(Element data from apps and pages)

::::::::::

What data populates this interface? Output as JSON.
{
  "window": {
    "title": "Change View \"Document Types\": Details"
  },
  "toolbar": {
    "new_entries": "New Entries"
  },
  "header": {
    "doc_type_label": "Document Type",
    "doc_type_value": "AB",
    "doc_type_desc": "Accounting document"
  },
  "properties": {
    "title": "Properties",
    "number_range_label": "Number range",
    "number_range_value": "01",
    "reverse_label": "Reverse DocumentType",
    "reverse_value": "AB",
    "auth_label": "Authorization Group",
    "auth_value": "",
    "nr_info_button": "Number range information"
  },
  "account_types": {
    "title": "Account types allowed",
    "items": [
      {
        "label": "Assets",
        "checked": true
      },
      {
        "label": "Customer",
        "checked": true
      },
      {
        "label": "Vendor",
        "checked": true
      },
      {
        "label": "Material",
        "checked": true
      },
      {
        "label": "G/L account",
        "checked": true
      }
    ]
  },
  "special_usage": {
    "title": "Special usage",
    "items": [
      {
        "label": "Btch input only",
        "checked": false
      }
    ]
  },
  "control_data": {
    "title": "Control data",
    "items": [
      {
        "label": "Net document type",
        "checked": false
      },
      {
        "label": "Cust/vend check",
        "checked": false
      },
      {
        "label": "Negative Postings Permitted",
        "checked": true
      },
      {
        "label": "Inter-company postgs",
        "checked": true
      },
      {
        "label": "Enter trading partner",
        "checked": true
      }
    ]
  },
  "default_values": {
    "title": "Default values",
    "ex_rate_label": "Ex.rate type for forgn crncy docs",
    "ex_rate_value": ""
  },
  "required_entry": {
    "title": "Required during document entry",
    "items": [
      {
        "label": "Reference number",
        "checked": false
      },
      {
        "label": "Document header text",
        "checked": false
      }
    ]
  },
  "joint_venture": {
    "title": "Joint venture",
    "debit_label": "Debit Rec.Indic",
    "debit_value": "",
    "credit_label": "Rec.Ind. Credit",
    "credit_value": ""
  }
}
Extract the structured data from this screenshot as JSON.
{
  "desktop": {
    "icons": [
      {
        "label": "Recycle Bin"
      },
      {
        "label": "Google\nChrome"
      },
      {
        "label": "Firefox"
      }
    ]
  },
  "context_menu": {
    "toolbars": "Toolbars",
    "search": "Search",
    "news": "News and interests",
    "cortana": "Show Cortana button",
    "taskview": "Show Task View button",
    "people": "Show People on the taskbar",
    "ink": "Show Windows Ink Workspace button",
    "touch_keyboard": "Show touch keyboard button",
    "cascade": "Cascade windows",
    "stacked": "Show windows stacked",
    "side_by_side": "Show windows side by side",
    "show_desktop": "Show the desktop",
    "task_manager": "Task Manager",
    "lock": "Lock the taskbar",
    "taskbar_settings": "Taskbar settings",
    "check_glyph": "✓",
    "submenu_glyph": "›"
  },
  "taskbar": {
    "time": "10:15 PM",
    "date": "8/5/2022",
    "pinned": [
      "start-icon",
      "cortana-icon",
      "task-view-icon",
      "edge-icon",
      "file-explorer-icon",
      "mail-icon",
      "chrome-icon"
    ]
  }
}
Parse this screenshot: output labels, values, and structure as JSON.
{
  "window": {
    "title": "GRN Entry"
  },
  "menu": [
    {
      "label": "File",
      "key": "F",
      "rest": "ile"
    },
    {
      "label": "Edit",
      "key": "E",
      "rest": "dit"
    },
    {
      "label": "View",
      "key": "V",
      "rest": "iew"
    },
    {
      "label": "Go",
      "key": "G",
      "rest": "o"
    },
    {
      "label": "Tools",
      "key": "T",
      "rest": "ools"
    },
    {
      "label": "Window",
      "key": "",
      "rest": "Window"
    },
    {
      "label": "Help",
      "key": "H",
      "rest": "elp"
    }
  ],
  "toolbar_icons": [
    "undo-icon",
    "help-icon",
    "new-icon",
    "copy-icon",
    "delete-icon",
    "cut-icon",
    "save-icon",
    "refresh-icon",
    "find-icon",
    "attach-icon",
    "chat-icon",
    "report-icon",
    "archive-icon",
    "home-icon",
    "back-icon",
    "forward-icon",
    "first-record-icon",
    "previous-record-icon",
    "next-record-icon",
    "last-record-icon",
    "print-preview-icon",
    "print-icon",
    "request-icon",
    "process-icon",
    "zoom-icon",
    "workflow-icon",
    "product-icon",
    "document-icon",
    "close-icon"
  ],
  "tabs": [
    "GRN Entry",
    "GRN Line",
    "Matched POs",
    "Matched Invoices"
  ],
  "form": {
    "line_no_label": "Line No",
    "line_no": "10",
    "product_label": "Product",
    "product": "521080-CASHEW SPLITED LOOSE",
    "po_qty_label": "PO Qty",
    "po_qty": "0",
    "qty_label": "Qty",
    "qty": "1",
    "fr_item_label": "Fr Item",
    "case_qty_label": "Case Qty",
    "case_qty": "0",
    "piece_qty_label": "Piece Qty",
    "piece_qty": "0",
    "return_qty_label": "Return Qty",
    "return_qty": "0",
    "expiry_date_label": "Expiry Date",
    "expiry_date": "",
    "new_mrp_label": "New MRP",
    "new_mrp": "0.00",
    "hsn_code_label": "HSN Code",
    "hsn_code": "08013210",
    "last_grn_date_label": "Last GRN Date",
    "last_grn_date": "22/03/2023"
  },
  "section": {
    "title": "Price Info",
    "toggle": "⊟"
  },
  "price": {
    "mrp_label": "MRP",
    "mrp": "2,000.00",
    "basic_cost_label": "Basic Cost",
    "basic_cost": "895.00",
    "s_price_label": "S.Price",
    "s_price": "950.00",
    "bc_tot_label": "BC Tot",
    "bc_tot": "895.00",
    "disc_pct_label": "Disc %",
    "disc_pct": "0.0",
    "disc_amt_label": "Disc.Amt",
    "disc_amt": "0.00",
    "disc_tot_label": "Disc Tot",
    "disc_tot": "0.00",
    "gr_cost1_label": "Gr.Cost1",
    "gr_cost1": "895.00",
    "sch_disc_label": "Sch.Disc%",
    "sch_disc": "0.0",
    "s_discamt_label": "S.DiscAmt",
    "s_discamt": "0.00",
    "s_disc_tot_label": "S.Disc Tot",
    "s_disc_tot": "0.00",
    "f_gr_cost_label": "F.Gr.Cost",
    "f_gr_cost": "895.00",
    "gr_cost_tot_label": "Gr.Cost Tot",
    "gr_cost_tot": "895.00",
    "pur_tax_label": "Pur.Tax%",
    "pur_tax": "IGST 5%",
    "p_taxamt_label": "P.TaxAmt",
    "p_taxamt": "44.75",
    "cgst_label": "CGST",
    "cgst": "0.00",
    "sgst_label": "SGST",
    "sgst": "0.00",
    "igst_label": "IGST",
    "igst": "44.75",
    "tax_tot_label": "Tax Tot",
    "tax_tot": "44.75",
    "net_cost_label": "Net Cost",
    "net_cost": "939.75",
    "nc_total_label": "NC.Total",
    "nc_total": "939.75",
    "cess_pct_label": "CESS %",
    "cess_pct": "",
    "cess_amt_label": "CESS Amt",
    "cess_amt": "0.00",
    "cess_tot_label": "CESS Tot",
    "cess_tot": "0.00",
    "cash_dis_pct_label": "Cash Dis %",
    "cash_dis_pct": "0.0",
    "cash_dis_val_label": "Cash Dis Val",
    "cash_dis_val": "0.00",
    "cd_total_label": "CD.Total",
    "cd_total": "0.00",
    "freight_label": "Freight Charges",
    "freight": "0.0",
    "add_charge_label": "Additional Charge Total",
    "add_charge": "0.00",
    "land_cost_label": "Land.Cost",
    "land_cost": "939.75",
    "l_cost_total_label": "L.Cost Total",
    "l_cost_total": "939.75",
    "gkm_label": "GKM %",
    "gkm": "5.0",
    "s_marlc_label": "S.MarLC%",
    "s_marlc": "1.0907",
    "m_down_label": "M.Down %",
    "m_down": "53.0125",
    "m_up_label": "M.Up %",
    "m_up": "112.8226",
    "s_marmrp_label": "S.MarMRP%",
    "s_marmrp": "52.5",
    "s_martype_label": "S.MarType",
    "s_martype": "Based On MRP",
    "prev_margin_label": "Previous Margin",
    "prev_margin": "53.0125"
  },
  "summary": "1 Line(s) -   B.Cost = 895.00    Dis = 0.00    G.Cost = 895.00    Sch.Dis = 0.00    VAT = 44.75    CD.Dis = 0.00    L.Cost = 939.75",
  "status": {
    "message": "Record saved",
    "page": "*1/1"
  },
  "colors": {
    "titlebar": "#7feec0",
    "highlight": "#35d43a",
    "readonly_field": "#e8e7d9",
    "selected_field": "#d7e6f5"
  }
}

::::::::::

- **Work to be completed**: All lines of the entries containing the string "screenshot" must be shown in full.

- **Exercise solution**:
Extract the structured data from this screenshot as JSON.
Parse this screenshot: output labels, values, and structure as JSON.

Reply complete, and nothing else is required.